EXERCISE DESCRIPTION:
Would you write out all of the records that follow, exactly as they stand?

GIVEN DATA:
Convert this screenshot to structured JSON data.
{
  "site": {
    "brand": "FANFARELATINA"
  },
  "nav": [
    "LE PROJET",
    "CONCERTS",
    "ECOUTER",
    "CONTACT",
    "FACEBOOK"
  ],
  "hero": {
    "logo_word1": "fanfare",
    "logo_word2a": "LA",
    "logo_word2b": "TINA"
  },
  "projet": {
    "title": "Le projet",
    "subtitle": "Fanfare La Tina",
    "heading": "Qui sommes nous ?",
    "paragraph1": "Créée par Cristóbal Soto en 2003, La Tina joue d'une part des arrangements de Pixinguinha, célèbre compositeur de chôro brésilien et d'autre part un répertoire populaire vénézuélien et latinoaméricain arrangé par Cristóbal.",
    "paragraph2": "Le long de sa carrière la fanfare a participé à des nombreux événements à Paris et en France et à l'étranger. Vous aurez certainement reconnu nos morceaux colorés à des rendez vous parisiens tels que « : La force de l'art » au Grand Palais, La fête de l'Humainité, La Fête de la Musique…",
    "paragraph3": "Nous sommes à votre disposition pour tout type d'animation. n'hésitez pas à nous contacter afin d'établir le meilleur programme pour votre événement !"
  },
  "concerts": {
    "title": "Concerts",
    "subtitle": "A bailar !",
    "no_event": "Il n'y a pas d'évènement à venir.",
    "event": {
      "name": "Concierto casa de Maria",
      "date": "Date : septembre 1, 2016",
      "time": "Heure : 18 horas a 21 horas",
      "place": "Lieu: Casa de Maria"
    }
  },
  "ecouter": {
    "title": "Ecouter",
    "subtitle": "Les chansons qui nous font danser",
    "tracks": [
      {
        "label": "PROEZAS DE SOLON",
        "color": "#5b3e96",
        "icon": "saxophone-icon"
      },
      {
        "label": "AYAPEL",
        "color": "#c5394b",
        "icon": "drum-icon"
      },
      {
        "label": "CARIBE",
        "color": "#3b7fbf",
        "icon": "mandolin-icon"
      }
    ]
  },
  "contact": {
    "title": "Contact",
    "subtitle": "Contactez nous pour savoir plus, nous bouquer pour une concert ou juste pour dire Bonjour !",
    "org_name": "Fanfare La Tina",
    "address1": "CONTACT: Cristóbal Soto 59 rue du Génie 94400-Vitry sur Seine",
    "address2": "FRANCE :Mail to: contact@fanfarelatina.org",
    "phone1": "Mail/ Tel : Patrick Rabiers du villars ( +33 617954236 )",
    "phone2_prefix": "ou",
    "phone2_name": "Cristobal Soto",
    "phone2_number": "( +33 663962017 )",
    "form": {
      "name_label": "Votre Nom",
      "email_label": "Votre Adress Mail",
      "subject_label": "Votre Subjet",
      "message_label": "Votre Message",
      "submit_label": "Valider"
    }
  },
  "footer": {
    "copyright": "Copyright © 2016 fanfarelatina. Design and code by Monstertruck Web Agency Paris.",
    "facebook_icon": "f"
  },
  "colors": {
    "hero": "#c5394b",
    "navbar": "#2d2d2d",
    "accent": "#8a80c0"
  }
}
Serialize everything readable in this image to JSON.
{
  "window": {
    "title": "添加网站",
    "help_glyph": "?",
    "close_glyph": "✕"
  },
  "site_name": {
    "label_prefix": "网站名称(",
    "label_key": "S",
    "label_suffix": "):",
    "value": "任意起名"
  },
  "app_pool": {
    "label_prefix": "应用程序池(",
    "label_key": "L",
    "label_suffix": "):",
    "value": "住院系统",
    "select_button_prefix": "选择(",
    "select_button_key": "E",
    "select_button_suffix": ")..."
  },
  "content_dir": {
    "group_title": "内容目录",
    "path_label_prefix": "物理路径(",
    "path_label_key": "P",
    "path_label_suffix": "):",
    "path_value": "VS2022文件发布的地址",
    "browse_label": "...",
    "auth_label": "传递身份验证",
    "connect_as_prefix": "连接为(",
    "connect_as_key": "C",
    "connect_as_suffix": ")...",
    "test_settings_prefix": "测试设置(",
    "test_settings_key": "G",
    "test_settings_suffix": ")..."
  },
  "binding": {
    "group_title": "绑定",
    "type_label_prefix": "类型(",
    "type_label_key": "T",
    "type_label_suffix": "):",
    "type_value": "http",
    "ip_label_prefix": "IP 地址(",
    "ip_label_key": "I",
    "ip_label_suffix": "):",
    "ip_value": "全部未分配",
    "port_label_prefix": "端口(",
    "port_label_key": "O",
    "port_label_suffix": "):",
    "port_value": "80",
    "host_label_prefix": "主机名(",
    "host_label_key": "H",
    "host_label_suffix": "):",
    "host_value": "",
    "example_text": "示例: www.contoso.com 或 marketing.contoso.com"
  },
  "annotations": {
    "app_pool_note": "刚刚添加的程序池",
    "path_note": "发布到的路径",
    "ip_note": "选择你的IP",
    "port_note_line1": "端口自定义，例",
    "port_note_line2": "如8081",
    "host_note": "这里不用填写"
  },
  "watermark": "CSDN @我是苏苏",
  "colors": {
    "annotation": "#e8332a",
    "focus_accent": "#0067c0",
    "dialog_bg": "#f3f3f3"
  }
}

RESPONSE TO THE EXERCISE:
Convert this screenshot to structured JSON data.
{
  "site": {
    "brand": "FANFARELATINA"
  },
  "nav": [
    "LE PROJET",
    "CONCERTS",
    "ECOUTER",
    "CONTACT",
    "FACEBOOK"
  ],
  "hero": {
    "logo_word1": "fanfare",
    "logo_word2a": "LA",
    "logo_word2b": "TINA"
  },
  "projet": {
    "title": "Le projet",
    "subtitle": "Fanfare La Tina",
    "heading": "Qui sommes nous ?",
    "paragraph1": "Créée par Cristóbal Soto en 2003, La Tina joue d'une part des arrangements de Pixinguinha, célèbre compositeur de chôro brésilien et d'autre part un répertoire populaire vénézuélien et latinoaméricain arrangé par Cristóbal.",
    "paragraph2": "Le long de sa carrière la fanfare a participé à des nombreux événements à Paris et en France et à l'étranger. Vous aurez certainement reconnu nos morceaux colorés à des rendez vous parisiens tels que « : La force de l'art » au Grand Palais, La fête de l'Humainité, La Fête de la Musique…",
    "paragraph3": "Nous sommes à votre disposition pour tout type d'animation. n'hésitez pas à nous contacter afin d'établir le meilleur programme pour votre événement !"
  },
  "concerts": {
    "title": "Concerts",
    "subtitle": "A bailar !",
    "no_event": "Il n'y a pas d'évènement à venir.",
    "event": {
      "name": "Concierto casa de Maria",
      "date": "Date : septembre 1, 2016",
      "time": "Heure : 18 horas a 21 horas",
      "place": "Lieu: Casa de Maria"
    }
  },
  "ecouter": {
    "title": "Ecouter",
    "subtitle": "Les chansons qui nous font danser",
    "tracks": [
      {
        "label": "PROEZAS DE SOLON",
        "color": "#5b3e96",
        "icon": "saxophone-icon"
      },
      {
        "label": "AYAPEL",
        "color": "#c5394b",
        "icon": "drum-icon"
      },
      {
        "label": "CARIBE",
        "color": "#3b7fbf",
        "icon": "mandolin-icon"
      }
    ]
  },
  "contact": {
    "title": "Contact",
    "subtitle": "Contactez nous pour savoir plus, nous bouquer pour une concert ou juste pour dire Bonjour !",
    "org_name": "Fanfare La Tina",
    "address1": "CONTACT: Cristóbal Soto 59 rue du Génie 94400-Vitry sur Seine",
    "address2": "FRANCE :Mail to: contact@fanfarelatina.org",
    "phone1": "Mail/ Tel : Patrick Rabiers du villars ( +33 617954236 )",
    "phone2_prefix": "ou",
    "phone2_name": "Cristobal Soto",
    "phone2_number": "( +33 663962017 )",
    "form": {
      "name_label": "Votre Nom",
      "email_label": "Votre Adress Mail",
      "subject_label": "Votre Subjet",
      "message_label": "Votre Message",
      "submit_label": "Valider"
    }
  },
  "footer": {
    "copyright": "Copyright © 2016 fanfarelatina. Design and code by Monstertruck Web Agency Paris.",
    "facebook_icon": "f"
  },
  "colors": {
    "hero": "#c5394b",
    "navbar": "#2d2d2d",
    "accent": "#8a80c0"
  }
}
Serialize everything readable in this image to JSON.
{
  "window": {
    "title": "添加网站",
    "help_glyph": "?",
    "close_glyph": "✕"
  },
  "site_name": {
    "label_prefix": "网站名称(",
    "label_key": "S",
    "label_suffix": "):",
    "value": "任意起名"
  },
  "app_pool": {
    "label_prefix": "应用程序池(",
    "label_key": "L",
    "label_suffix": "):",
    "value": "住院系统",
    "select_button_prefix": "选择(",
    "select_button_key": "E",
    "select_button_suffix": ")..."
  },
  "content_dir": {
    "group_title": "内容目录",
    "path_label_prefix": "物理路径(",
    "path_label_key": "P",
    "path_label_suffix": "):",
    "path_value": "VS2022文件发布的地址",
    "browse_label": "...",
    "auth_label": "传递身份验证",
    "connect_as_prefix": "连接为(",
    "connect_as_key": "C",
    "connect_as_suffix": ")...",
    "test_settings_prefix": "测试设置(",
    "test_settings_key": "G",
    "test_settings_suffix": ")..."
  },
  "binding": {
    "group_title": "绑定",
    "type_label_prefix": "类型(",
    "type_label_key": "T",
    "type_label_suffix": "):",
    "type_value": "http",
    "ip_label_prefix": "IP 地址(",
    "ip_label_key": "I",
    "ip_label_suffix": "):",
    "ip_value": "全部未分配",
    "port_label_prefix": "端口(",
    "port_label_key": "O",
    "port_label_suffix": "):",
    "port_value": "80",
    "host_label_prefix": "主机名(",
    "host_label_key": "H",
    "host_label_suffix": "):",
    "host_value": "",
    "example_text": "示例: www.contoso.com 或 marketing.contoso.com"
  },
  "annotations": {
    "app_pool_note": "刚刚添加的程序池",
    "path_note": "发布到的路径",
    "ip_note": "选择你的IP",
    "port_note_line1": "端口自定义，例",
    "port_note_line2": "如8081",
    "host_note": "这里不用填写"
  },
  "watermark": "CSDN @我是苏苏",
  "colors": {
    "annotation": "#e8332a",
    "focus_accent": "#0067c0",
    "dialog_bg": "#f3f3f3"
  }
}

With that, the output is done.